- _REQUIREMENT_
Each line of the data below goes into the copy exactly; pictures do not.

- _Extracted records_

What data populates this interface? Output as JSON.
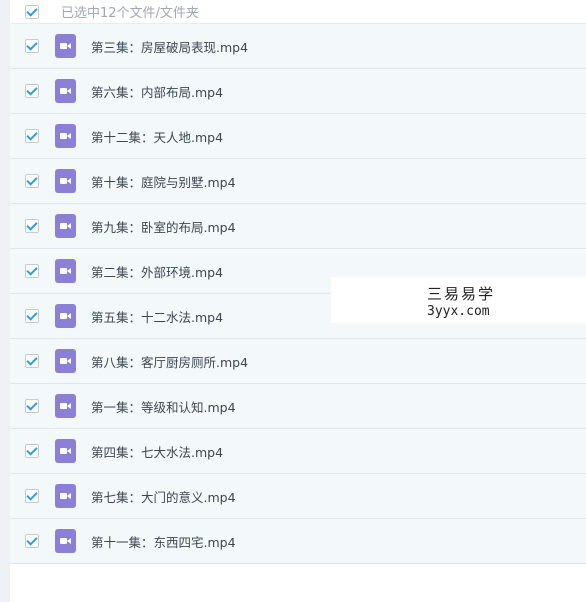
{
  "header": {
    "selection_label": "已选中12个文件/文件夹",
    "select_all_checked": true
  },
  "files": [
    {
      "name": "第三集：房屋破局表现.mp4",
      "checked": true
    },
    {
      "name": "第六集：内部布局.mp4",
      "checked": true
    },
    {
      "name": "第十二集：天人地.mp4",
      "checked": true
    },
    {
      "name": "第十集：庭院与别墅.mp4",
      "checked": true
    },
    {
      "name": "第九集：卧室的布局.mp4",
      "checked": true
    },
    {
      "name": "第二集：外部环境.mp4",
      "checked": true
    },
    {
      "name": "第五集：十二水法.mp4",
      "checked": true
    },
    {
      "name": "第八集：客厅厨房厕所.mp4",
      "checked": true
    },
    {
      "name": "第一集：等级和认知.mp4",
      "checked": true
    },
    {
      "name": "第四集：七大水法.mp4",
      "checked": true
    },
    {
      "name": "第七集：大门的意义.mp4",
      "checked": true
    },
    {
      "name": "第十一集：东西四宅.mp4",
      "checked": true
    }
  ],
  "icons": {
    "checkbox": "checkbox-checked-icon",
    "file": "video-file-icon"
  },
  "colors": {
    "check_accent": "#2f9de0",
    "video_icon": "#8c7fd6",
    "row_background": "#f3f8fb"
  },
  "watermark": {
    "line1": "三易易学",
    "line2": "3yyx.com"
  }
}
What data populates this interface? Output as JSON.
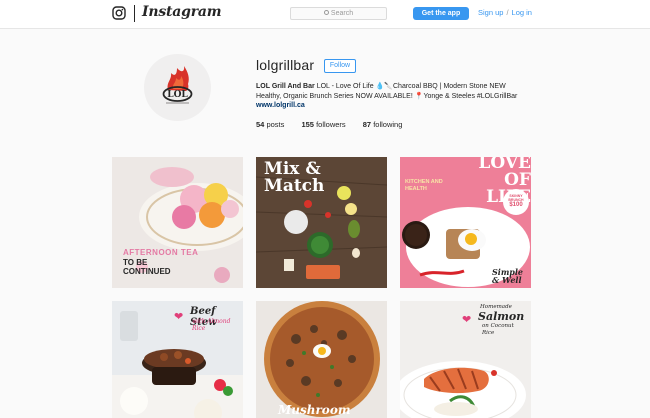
{
  "nav": {
    "wordmark": "Instagram",
    "search_placeholder": "Search",
    "get_app_label": "Get the app",
    "signup_label": "Sign up",
    "separator": "/",
    "login_label": "Log in"
  },
  "profile": {
    "username": "lolgrillbar",
    "follow_label": "Follow",
    "full_name": "LOL Grill And Bar",
    "bio_line1": "LOL - Love Of Life 💧🔪Charcoal BBQ | Modern Stone NEW",
    "bio_line2": "Healthy, Organic Brunch Series NOW AVAILABLE! 📍Yonge & Steeles #LOLGrillBar",
    "website": "www.lolgrill.ca",
    "stats": {
      "posts_count": "54",
      "posts_label": "posts",
      "followers_count": "155",
      "followers_label": "followers",
      "following_count": "87",
      "following_label": "following"
    }
  },
  "posts": [
    {
      "caption": "AFTERNOON TEA",
      "caption2": "TO BE CONTINUED"
    },
    {
      "caption": "Mix & Match"
    },
    {
      "caption": "LOVE OF LIFE",
      "caption2": "KITCHEN AND HEALTH",
      "badge": "SKINNY BRUNCH",
      "badge_price": "$100",
      "script": "Simple & Well"
    },
    {
      "caption": "Beef Stew",
      "caption2": "with Almond Rice"
    },
    {
      "caption": "Mushroom"
    },
    {
      "caption": "Salmon",
      "caption2": "on Coconut Rice",
      "pre": "Homemade"
    }
  ],
  "colors": {
    "accent": "#3897f0",
    "text": "#262626",
    "link": "#003569"
  },
  "icons": {
    "logo": "instagram-glyph-icon",
    "search": "search-icon",
    "avatar_logo": "lol-flame-logo"
  }
}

- _WRITTEN SOLUTION_
What data populates this interface? Output as JSON.
{
  "header": {
    "selection_label": "已选中12个文件/文件夹",
    "select_all_checked": true
  },
  "files": [
    {
      "name": "第三集：房屋破局表现.mp4",
      "checked": true
    },
    {
      "name": "第六集：内部布局.mp4",
      "checked": true
    },
    {
      "name": "第十二集：天人地.mp4",
      "checked": true
    },
    {
      "name": "第十集：庭院与别墅.mp4",
      "checked": true
    },
    {
      "name": "第九集：卧室的布局.mp4",
      "checked": true
    },
    {
      "name": "第二集：外部环境.mp4",
      "checked": true
    },
    {
      "name": "第五集：十二水法.mp4",
      "checked": true
    },
    {
      "name": "第八集：客厅厨房厕所.mp4",
      "checked": true
    },
    {
      "name": "第一集：等级和认知.mp4",
      "checked": true
    },
    {
      "name": "第四集：七大水法.mp4",
      "checked": true
    },
    {
      "name": "第七集：大门的意义.mp4",
      "checked": true
    },
    {
      "name": "第十一集：东西四宅.mp4",
      "checked": true
    }
  ],
  "icons": {
    "checkbox": "checkbox-checked-icon",
    "file": "video-file-icon"
  },
  "colors": {
    "check_accent": "#2f9de0",
    "video_icon": "#8c7fd6",
    "row_background": "#f3f8fb"
  },
  "watermark": {
    "line1": "三易易学",
    "line2": "3yyx.com"
  }
}
What data populates this interface? Output as JSON.
{
  "nav": {
    "wordmark": "Instagram",
    "search_placeholder": "Search",
    "get_app_label": "Get the app",
    "signup_label": "Sign up",
    "separator": "/",
    "login_label": "Log in"
  },
  "profile": {
    "username": "lolgrillbar",
    "follow_label": "Follow",
    "full_name": "LOL Grill And Bar",
    "bio_line1": "LOL - Love Of Life 💧🔪Charcoal BBQ | Modern Stone NEW",
    "bio_line2": "Healthy, Organic Brunch Series NOW AVAILABLE! 📍Yonge & Steeles #LOLGrillBar",
    "website": "www.lolgrill.ca",
    "stats": {
      "posts_count": "54",
      "posts_label": "posts",
      "followers_count": "155",
      "followers_label": "followers",
      "following_count": "87",
      "following_label": "following"
    }
  },
  "posts": [
    {
      "caption": "AFTERNOON TEA",
      "caption2": "TO BE CONTINUED"
    },
    {
      "caption": "Mix & Match"
    },
    {
      "caption": "LOVE OF LIFE",
      "caption2": "KITCHEN AND HEALTH",
      "badge": "SKINNY BRUNCH",
      "badge_price": "$100",
      "script": "Simple & Well"
    },
    {
      "caption": "Beef Stew",
      "caption2": "with Almond Rice"
    },
    {
      "caption": "Mushroom"
    },
    {
      "caption": "Salmon",
      "caption2": "on Coconut Rice",
      "pre": "Homemade"
    }
  ],
  "colors": {
    "accent": "#3897f0",
    "text": "#262626",
    "link": "#003569"
  },
  "icons": {
    "logo": "instagram-glyph-icon",
    "search": "search-icon",
    "avatar_logo": "lol-flame-logo"
  }
}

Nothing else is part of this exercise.